Originally published by the Hartford Courant (Link)
With an expanded state role in health insurance dead in this year’s session of the General Assembly, businesses on Monday called on lawmakers and Gov. Ned Lamont to pull the plug on a proposed $50 million health insurance tax.
“Simply put, this HIT tax is not necessary in order to expand affordable health coverage in our state,” they said, referring to a health insurance tax that would be used to subsidize coverage on the Connecticut health insurance exchange. “In fact, if passed, a new state HIT tax will cause significant financial strain on middle class families, workers, and local businesses who purchase their coverage on the fully insured marketplace.”
Business groups opposed to the tax say it would add nearly $30 a year per individual in health insurance costs. Democrats pushing the bill say the $50 million generated by the tax would be used to subsidize health insurance that’s out of reach on the Obamacare exchange.
The letter was signed by two dozen business groups, including the Connecticut Business & Industry Association, National Federation of Independent Business, Connecticut Restaurant Association, Connecticut Food Association, Connecticut Construction Industry Association and Connecticut Farm Bureau.
It could be more difficult to stop the proposed tax than to force legislators to strip out a so-called public option that would have expanded a municipal insurance pool to include small businesses, nonprofits and individuals.
Lamont opposed the so-called public option, but has supported the health insurance tax. Supporters say that because Congress has halted a $300 million industry tax, a state tax of $50 million is a reasonable way to make health care more affordable.
Businesses say congressional action provided $500 in savings for the average worker covered by a family health insurance plan and premiums in Connecticut because the $300 million federal tax was eliminated.
“We respectfully ask that you protect those dollars saved, recognizing that reinstitution of even a portion of the HIT tax will only drive up costs in our state,” businesses told Lamont and legislators.
Federal money coming to Connecticut includes $85 million for expanded health care subsidies on the exchange, businesses told Lamont and lawmakers.

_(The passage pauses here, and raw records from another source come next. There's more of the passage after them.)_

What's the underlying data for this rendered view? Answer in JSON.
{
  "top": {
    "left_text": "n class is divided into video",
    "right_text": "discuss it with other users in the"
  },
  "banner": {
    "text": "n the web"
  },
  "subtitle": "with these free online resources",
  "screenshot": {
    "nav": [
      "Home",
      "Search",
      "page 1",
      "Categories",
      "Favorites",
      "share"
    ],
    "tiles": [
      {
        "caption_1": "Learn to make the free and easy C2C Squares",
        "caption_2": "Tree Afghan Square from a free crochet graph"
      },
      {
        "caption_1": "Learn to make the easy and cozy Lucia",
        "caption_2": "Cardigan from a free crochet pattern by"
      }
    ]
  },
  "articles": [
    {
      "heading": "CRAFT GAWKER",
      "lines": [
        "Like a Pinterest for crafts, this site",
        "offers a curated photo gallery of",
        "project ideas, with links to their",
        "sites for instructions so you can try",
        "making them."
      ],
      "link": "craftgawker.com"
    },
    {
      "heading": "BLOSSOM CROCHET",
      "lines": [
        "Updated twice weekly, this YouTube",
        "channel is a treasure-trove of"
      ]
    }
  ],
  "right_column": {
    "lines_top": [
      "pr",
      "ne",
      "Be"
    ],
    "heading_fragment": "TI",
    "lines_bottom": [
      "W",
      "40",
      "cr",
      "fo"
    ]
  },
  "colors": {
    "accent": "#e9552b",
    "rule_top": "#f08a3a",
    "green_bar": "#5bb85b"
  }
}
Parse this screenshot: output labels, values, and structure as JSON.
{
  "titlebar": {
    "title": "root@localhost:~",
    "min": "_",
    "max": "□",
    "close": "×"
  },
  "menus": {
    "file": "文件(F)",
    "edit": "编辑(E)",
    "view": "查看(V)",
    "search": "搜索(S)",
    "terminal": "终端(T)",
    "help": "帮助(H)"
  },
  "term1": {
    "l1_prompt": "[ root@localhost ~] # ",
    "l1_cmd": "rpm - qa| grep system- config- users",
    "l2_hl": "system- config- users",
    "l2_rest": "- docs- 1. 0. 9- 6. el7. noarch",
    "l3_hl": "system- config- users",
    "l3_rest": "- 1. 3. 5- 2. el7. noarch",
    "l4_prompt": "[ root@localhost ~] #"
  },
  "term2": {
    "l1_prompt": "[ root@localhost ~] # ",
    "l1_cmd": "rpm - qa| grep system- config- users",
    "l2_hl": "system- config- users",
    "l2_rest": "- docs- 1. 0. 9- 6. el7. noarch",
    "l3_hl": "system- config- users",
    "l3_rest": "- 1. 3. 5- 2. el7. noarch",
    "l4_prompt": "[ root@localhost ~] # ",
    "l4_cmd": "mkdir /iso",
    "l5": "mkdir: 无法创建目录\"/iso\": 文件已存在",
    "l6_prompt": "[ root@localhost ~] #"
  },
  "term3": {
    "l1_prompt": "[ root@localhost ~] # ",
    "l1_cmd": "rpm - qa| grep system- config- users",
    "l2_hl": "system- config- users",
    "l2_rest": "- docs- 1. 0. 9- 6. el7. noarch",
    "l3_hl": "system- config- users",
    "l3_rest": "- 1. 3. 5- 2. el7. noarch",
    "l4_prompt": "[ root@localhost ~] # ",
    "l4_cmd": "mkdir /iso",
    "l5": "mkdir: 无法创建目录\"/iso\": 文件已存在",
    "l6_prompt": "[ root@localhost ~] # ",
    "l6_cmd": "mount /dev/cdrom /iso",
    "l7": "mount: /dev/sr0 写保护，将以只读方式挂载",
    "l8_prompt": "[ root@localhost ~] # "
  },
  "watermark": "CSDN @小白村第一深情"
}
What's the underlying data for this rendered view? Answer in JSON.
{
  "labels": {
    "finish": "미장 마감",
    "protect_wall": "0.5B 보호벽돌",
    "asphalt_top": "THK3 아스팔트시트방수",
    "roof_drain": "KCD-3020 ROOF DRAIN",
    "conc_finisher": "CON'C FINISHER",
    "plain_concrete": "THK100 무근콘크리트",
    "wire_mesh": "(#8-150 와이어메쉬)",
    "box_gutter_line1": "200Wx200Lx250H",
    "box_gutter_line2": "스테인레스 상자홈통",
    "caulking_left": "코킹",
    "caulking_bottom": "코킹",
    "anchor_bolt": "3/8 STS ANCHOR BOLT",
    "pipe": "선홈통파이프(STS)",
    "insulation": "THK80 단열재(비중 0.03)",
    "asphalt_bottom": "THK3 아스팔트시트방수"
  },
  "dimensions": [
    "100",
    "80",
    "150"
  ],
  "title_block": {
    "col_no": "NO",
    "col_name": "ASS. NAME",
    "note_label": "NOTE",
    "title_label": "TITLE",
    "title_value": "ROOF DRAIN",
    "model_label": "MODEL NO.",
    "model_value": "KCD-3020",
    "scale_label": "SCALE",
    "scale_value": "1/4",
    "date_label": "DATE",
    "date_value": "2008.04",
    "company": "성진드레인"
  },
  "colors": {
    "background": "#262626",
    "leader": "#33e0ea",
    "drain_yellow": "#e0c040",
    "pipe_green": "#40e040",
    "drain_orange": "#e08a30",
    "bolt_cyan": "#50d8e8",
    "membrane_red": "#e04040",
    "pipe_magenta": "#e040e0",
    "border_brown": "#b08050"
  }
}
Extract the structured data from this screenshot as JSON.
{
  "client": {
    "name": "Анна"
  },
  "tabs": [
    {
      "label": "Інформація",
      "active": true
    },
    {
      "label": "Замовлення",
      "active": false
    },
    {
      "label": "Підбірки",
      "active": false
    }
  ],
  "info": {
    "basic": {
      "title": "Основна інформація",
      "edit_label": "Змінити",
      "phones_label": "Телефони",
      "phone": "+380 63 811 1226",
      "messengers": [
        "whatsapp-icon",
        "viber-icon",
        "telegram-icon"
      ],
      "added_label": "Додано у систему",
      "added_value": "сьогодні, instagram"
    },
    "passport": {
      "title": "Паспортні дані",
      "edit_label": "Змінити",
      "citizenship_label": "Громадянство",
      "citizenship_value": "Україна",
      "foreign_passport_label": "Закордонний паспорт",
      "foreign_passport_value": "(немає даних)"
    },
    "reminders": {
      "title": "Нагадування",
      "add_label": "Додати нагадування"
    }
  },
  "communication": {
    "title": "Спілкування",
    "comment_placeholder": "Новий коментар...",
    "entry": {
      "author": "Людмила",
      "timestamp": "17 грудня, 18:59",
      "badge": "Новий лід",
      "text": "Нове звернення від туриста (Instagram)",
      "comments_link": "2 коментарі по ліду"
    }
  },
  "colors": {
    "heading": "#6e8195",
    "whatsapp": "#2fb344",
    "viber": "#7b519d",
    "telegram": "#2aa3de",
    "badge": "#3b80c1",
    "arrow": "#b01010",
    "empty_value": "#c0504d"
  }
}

“We do not need to implement an additional tax that will restrict health care coverage for Connecticut’s working class and create greater economic uncertainty,” they said.
Rep. Kerry Wood, a moderate Democrat who co-chairs the legislature’s insurance committee, said the tax “absolutely’’ should be dropped before the General Assembly adjourns June 9. The $85 million over two years in coronavirus stimulus money has helped eliminate the need for the public option, she said.